Tom Chaplin from Keane Interviewed
Contactmusic caught up with Keane's lead vocalist Tom Chaplin to talk about their new album 'Under The Iron Sea'
Lots of UK bands have broken through over the past few years. Keane have outsold most. Did you have any inkling, when you initially recorded in France, so much success was just around the corner?
TOM: I think most aspiring bands think that success is 'just around the corner'. You have to have a blind faith in yourself that gets you through all the disappointments and setbacks. The fact that it DID actually happen for us is like winning the lottery – we're very lucky.
'Under the Iron Sea' as an album title seems to sit very well with your new sound. What is the iron sea……in your own opinion?

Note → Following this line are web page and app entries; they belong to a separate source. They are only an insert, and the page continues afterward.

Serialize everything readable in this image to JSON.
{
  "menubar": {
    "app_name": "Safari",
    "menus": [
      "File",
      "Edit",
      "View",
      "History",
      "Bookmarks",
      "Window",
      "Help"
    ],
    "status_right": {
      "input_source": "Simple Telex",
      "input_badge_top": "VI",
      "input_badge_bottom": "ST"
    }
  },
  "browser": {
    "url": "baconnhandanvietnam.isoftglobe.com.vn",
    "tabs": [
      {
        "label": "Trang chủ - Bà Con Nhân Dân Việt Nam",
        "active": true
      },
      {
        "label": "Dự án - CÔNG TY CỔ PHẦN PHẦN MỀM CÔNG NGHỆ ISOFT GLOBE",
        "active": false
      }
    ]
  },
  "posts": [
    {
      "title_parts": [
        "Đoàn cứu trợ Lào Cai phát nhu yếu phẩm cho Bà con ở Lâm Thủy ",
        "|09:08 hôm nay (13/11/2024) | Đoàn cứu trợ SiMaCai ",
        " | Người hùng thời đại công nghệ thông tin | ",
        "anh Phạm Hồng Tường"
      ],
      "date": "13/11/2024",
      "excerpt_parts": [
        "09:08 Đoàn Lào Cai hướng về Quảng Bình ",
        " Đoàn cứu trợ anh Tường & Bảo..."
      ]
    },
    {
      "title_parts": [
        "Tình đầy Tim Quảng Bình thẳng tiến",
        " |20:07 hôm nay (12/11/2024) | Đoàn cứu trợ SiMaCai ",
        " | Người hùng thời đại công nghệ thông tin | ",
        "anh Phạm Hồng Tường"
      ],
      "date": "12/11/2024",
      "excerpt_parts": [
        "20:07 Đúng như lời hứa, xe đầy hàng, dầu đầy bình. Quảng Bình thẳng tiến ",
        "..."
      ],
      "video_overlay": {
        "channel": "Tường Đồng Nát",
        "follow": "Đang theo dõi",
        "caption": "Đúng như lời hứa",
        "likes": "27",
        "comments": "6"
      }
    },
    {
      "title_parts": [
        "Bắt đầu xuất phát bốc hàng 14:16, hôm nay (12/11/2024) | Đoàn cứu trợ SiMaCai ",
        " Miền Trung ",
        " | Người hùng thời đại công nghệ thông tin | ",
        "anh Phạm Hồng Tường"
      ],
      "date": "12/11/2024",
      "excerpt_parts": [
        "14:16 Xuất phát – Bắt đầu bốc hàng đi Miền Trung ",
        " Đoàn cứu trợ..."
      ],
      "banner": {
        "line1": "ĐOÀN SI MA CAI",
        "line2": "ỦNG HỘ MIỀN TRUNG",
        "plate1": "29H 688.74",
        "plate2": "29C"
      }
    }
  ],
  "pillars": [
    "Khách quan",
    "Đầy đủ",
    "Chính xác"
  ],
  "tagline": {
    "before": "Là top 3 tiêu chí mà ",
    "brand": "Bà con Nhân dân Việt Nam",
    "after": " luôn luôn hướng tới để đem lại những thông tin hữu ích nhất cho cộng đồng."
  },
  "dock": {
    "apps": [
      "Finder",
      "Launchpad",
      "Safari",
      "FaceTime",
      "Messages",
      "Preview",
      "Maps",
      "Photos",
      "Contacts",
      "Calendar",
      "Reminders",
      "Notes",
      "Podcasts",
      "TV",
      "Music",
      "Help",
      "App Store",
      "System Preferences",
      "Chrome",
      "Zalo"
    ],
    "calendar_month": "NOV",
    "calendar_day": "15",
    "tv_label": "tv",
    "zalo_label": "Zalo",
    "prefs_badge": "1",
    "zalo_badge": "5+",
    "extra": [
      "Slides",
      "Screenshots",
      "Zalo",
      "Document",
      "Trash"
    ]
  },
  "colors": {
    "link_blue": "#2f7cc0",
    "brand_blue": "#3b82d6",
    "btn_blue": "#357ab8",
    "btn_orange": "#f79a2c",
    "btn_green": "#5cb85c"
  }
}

TOM: During last year, we began to stop caring about the two most important things in our lives – our music and our friendship. We stopped communicating our feelings (both good and bad) to each other. Although we were constantly together, we were living separate lives, disappearing into our own worlds whenever we could. Tim wanted to convey that feeling in the song Crystal Ball - there's a line that goes "I lost my heart, I buried it too deep under the iron sea". It really seemed to stand out as a description of the record as a whole. When you listen to the album, you're taken down into this suffocating, intense world where you confront all of our worst fears – all of the things that we weren't communicating to each other.
I get the feeling that some of the recording sessions for 'Under the Iron Sea' put strain on your friendships, due to you pushing yourselves artistically. Did the tensions in the studio take the record forward and without 'said' tensions would the record sound as radically different to 'Hopes & Fears'?

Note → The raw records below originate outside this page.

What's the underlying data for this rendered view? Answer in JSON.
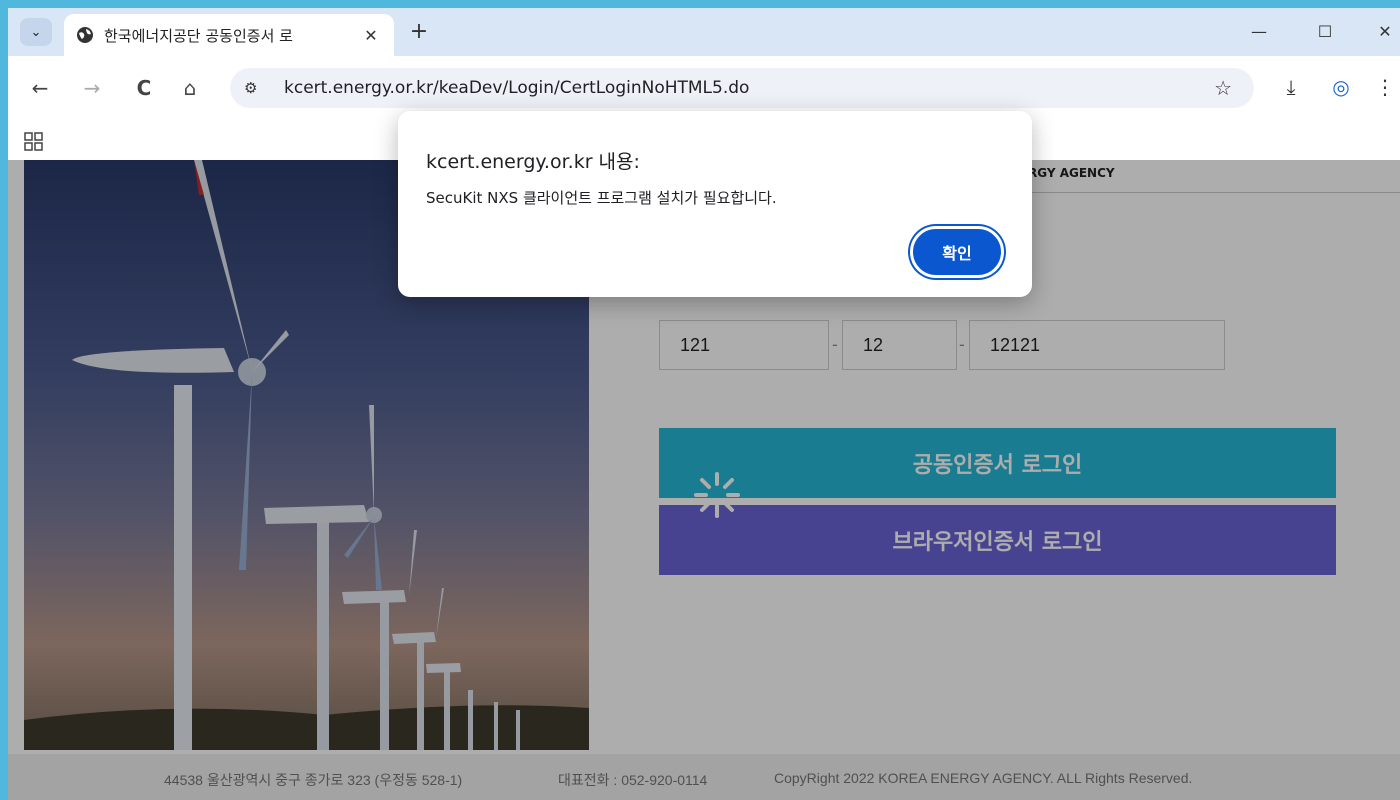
{
  "browser": {
    "tab_search_icon": "chevron-down-icon",
    "tab_title": "한국에너지공단 공동인증서 로",
    "tab_close": "✕",
    "new_tab": "+",
    "minimize": "—",
    "maximize": "☐",
    "close": "✕",
    "back": "←",
    "forward": "→",
    "reload": "C",
    "home": "⌂",
    "site_info": "⚙",
    "url": "kcert.energy.or.kr/keaDev/Login/CertLoginNoHTML5.do",
    "bookmark_star": "☆",
    "download": "⤓",
    "profile": "◎",
    "menu": "⋮"
  },
  "page": {
    "agency_label": "RGY AGENCY",
    "business_number": [
      "121",
      "12",
      "12121"
    ],
    "dash": "-",
    "cert_login_label": "공동인증서 로그인",
    "browser_cert_login_label": "브라우저인증서 로그인",
    "footer": {
      "address": "44538 울산광역시 중구 종가로 323 (우정동 528-1)",
      "phone": "대표전화 : 052-920-0114",
      "copyright": "CopyRight 2022 KOREA ENERGY AGENCY. ALL Rights Reserved."
    }
  },
  "dialog": {
    "title": "kcert.energy.or.kr 내용:",
    "message": "SecuKit NXS 클라이언트 프로그램 설치가 필요합니다.",
    "ok_label": "확인"
  },
  "colors": {
    "cert_button": "#25b7d6",
    "browser_cert_button": "#6a63d6",
    "dialog_button": "#0b57d0"
  }
}
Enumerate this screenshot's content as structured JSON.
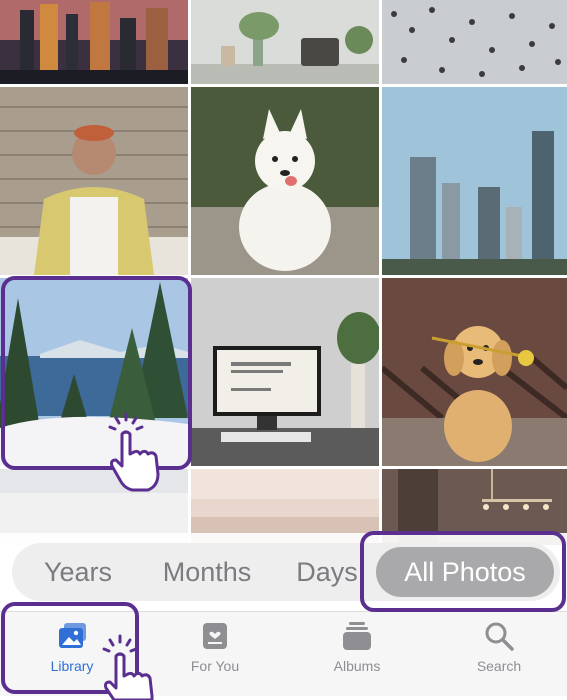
{
  "segments": {
    "years": "Years",
    "months": "Months",
    "days": "Days",
    "all_photos": "All Photos"
  },
  "tabs": {
    "library": "Library",
    "for_you": "For You",
    "albums": "Albums",
    "search": "Search"
  },
  "colors": {
    "accent": "#2f6fd6",
    "highlight": "#5b2f8f",
    "segment_active": "#a9a9ab"
  },
  "icons": {
    "library": "photo-stack-icon",
    "for_you": "for-you-card-icon",
    "albums": "albums-stack-icon",
    "search": "magnifier-icon",
    "pointer": "pointing-hand-icon"
  }
}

TOM: There was plenty of tension in the studio – some of it down to wanting to push ourselves musically and some of it down to personal, unresolved differences. I think that every great piece of art comes from some kind of tension. So although it wasn't always a pleasant process, it was certainly a creative one.

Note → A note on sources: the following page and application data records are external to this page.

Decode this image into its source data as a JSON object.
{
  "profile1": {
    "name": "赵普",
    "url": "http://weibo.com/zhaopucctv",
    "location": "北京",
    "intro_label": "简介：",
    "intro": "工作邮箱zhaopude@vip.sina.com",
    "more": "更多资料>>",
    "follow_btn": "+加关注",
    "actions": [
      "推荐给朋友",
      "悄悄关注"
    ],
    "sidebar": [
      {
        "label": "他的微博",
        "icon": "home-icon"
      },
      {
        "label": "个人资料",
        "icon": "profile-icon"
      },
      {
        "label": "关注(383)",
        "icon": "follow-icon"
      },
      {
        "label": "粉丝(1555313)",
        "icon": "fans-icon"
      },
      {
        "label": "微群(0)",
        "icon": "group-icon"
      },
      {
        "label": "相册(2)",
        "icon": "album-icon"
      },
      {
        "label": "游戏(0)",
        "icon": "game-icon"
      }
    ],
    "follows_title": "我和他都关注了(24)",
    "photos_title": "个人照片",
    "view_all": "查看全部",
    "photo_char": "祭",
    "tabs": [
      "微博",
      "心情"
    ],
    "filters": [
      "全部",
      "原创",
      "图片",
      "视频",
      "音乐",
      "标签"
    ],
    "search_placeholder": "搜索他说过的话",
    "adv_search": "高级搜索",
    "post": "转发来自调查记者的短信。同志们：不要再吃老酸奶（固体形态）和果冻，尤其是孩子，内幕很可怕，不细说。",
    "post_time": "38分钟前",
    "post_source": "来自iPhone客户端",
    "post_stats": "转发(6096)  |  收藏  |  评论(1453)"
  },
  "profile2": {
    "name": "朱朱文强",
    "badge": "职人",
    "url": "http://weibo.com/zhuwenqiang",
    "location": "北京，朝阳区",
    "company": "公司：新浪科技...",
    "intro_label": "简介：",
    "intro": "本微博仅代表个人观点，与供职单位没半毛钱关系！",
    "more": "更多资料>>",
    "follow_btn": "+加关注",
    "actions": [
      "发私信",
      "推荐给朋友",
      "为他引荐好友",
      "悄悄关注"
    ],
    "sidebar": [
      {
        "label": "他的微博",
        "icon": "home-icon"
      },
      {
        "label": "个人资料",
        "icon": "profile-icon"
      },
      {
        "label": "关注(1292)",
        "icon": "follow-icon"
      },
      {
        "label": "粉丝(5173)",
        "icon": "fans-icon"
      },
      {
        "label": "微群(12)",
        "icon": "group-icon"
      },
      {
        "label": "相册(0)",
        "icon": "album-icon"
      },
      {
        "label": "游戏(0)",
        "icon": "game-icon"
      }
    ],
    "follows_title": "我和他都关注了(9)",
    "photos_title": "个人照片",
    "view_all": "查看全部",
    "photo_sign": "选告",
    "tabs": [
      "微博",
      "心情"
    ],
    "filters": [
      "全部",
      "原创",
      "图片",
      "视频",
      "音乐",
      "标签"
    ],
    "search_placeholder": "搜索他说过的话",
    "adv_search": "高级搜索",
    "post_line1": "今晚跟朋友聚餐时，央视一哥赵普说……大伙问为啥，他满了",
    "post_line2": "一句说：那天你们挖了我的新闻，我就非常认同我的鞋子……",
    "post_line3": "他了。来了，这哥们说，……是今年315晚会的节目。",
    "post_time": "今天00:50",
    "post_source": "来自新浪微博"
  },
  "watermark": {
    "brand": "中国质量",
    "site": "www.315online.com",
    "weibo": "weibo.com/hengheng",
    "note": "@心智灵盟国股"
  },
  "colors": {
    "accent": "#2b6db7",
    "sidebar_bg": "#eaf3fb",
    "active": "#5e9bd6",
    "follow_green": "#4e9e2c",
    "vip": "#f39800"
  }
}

When 'Hopes & Fears' was written, I presume it's fair to say that, you weren't thinking about how to execute each song in front of 50,000 people. With a world tour under your belt, how important was it for you to construct an album that would work well live Or wasn't it an issue?
TOM: It's a huge issue for us. When we played the songs from Hopes & Fears live, they had more passion, verve and intensity than they had on the record. We played so many shows over the last few years that we knew we had to capture that energy on the new album. We adopted the attitude that it was more important to get an atmospheric, energised performance than a polished, polite one. All of us had so much to give the songs through our performances – I think this record sounds much more complete and cohesive as a result. Now we've started taking the songs out live, we have to work a lot harder (often all of us singing and playing instruments at the same time), but ultimately, the crowd seem to love it.
How does one deal with such a speedy rise to fame. What advice do you get from longer established artists such as Bono?
TOM: I think I dealt with it pretty badly. I stopped caring about people and things that had been there all my life. My attitude became very selfish. Unfortunately, you can't see all this in advance, you simply have to learn from your mistakes. Some bands implode and some survive that experience. We toured with Travis before Hopes and Fears even came out and they told us that we have to enjoy ourselves – I think we ignored that advice and spent the whole time moving on to the next show or the next city. In the end it meant that we never took the time to enjoy our success and fame. Nevertheless, we're still here and we've learnt to make much more time for each other.
Your songwriting has been recognized at the highest levels (Brits, Ivors, Grammys) did the recognition you received around 'Hopes and Fears' free you up, artistically, when sitting down to write 'Under the Iron Sea'?
TOM: Awards are a bonus but they should never distract you from making music that's a true, honest reflection of who you are. We make all our music without distractions and without the constraints of external expectation or recognition. That's how it is and will always be with Keane. Amen...
Do you write on the road? Or did you arrive at the studio with a completely blank canvas?
TOM: A combination of the two really. Although we had a lot of songs written, there was no cohesive idea or plan as to how we should record them. That's the really fun part of getting in a studio – it's a voyage of discovery.
Sanna Annukka created the artwork for both the single and album covers. What can you tell us about your working relationship with Sanna and did the music precede the art or vice versa?
TOM: We saw Sanna's artwork on the wall of a friend's house and immediately knew that it would work really well with the atmosphere of Under The Iron Sea. While her images can look outwardly beautiful, there's a much more sinister place underneath – I suppose we felt that way about our record as well. As opposed to working with a design company who've done a million album covers, Sanna is fresh out of college with a unique artistic style. We love the idea of working with artists who can add a new dimension to our music.
How did the collaboration with Irvin Welsh come about? What specifically attracted you to work with him on Atlantic?
TOM: For the same reasons as we wanted to work with Sanna. It's about trying to create something that is a piece of art in it's own right. We heard Irvine was interested in directing, so we invited him down to hear a few songs. I think his weird and wonderful imagination was spurred on by Atlantic.
Keane release 'Under The Iron Sea' on Monday June 12
Official Site -
Alla Turca (From Piano Sonata in A, K.331)
Holding On ft. Gregory Porter